▸ What you have to do:
Throughout the listing below, copy each line containing "this".

▸ Material supplied:
────

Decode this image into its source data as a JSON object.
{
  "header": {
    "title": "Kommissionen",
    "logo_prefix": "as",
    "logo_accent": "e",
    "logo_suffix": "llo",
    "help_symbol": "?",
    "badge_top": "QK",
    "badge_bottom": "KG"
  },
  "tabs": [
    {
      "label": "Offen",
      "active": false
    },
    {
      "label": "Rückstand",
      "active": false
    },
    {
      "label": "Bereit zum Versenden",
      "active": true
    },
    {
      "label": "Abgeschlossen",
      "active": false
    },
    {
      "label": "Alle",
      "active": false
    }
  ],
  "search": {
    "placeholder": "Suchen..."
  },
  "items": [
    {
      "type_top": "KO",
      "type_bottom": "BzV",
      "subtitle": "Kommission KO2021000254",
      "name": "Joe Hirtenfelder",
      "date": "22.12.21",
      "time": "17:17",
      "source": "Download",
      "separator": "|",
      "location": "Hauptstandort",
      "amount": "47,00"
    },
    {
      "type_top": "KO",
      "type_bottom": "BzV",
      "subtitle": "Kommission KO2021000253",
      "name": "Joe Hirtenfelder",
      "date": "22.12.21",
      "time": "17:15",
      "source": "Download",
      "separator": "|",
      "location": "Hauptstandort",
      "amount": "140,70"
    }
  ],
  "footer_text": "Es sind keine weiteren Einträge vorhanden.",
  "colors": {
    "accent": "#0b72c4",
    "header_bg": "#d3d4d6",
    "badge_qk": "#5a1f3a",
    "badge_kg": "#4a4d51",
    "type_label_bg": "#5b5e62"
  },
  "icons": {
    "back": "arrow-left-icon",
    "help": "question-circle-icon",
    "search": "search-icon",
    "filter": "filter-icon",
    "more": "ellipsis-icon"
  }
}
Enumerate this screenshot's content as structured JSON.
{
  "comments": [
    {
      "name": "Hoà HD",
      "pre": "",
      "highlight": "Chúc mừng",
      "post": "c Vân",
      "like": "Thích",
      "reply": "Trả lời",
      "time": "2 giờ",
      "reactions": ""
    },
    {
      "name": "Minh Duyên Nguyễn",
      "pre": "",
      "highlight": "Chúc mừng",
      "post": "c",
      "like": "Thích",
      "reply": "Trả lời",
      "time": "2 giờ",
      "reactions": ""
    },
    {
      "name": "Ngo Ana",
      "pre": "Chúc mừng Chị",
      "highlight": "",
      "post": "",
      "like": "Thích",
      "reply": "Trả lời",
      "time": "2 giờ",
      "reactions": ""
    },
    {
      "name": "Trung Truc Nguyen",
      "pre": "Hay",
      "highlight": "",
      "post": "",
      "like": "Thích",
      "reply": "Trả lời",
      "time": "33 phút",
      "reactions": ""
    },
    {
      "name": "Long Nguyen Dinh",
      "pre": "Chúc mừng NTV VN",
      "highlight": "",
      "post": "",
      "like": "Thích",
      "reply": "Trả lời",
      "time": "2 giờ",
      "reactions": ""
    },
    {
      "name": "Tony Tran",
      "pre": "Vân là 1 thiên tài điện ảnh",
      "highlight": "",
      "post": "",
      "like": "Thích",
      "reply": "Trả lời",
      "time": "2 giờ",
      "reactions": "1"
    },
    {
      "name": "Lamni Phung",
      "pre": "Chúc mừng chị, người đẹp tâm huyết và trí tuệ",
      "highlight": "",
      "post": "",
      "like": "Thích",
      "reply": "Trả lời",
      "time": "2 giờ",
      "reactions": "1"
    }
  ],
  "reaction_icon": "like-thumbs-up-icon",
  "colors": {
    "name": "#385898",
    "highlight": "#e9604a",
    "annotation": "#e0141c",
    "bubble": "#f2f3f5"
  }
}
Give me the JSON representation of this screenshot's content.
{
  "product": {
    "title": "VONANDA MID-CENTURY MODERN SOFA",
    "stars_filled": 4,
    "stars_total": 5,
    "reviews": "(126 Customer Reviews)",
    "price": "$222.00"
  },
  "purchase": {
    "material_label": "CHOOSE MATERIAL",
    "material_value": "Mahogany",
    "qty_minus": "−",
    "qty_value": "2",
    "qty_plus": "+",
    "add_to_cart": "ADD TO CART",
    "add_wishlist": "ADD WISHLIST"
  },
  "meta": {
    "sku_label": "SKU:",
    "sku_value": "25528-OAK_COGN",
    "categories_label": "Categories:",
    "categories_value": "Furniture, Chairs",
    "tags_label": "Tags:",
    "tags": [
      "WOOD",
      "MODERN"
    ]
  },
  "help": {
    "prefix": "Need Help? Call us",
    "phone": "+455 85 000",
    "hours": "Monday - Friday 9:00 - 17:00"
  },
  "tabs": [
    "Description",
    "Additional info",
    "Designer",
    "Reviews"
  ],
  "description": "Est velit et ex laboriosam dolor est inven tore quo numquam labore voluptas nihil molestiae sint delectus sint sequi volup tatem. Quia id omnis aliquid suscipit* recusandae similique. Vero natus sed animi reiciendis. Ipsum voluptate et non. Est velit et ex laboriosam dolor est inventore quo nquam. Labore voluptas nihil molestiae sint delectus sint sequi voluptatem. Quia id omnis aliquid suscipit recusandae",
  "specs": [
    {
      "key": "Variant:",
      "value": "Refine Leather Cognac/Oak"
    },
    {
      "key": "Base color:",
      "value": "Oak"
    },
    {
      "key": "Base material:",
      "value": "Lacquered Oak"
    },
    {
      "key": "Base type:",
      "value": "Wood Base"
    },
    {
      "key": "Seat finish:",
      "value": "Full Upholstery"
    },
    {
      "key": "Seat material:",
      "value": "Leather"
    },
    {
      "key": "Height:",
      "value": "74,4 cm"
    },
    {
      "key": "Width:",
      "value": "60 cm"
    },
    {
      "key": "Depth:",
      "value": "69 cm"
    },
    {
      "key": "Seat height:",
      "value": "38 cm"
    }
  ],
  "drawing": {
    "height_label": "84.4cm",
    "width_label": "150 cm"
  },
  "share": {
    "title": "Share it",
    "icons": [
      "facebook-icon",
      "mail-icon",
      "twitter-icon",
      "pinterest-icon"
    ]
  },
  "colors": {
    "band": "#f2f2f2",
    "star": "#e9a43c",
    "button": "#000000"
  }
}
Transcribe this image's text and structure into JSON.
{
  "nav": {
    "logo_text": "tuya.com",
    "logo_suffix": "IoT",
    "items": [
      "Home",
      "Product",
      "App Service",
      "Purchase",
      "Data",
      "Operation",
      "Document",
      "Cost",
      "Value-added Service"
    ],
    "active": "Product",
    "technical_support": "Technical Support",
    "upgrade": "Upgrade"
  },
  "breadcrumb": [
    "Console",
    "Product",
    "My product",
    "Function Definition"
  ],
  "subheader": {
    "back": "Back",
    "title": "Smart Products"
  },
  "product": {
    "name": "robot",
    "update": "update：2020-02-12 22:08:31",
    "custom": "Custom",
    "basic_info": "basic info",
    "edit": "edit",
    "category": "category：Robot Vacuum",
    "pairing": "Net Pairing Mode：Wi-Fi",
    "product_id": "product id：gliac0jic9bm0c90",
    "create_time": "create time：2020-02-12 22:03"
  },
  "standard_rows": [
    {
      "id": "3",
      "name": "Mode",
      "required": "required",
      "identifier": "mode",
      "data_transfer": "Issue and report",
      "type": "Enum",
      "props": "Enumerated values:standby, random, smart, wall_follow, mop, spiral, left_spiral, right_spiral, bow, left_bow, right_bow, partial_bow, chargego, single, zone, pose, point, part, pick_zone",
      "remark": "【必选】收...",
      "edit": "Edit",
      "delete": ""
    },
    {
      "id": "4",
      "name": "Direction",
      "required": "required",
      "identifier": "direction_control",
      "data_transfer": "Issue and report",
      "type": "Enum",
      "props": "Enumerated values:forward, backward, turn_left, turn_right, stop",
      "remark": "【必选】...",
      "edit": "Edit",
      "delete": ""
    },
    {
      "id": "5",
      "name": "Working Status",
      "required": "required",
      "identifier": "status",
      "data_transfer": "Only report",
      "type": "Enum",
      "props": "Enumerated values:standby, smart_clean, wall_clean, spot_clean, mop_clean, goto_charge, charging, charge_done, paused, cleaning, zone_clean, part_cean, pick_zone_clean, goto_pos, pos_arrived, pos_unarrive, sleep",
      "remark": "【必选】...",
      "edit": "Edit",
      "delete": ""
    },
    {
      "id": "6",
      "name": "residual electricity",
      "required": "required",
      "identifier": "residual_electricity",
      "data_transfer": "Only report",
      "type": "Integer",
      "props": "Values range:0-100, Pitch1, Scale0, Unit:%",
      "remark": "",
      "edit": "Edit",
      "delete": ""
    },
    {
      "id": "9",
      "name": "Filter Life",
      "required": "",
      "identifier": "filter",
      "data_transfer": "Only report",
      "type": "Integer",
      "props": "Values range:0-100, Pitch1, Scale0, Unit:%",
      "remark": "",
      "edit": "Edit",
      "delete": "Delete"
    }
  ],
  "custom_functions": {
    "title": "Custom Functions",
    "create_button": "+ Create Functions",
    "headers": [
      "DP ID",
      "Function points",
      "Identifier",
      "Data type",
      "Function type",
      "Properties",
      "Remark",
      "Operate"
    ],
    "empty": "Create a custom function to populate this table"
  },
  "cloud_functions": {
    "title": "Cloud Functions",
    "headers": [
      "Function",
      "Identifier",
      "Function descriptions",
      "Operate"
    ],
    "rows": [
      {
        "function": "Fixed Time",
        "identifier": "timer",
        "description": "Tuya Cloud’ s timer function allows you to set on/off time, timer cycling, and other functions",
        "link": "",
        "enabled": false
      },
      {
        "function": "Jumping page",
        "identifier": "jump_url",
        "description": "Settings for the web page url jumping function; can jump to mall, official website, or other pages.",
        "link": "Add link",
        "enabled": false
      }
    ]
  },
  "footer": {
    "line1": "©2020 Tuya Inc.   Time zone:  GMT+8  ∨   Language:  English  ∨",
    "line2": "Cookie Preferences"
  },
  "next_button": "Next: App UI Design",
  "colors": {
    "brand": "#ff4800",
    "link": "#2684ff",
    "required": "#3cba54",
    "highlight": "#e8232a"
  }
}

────

▸ Expected answer:
Decode this image into its source data as a JSON object.
Enumerate this screenshot's content as structured JSON.
Give me the JSON representation of this screenshot's content.
Transcribe this image's text and structure into JSON.
    "empty": "Create a custom function to populate this table"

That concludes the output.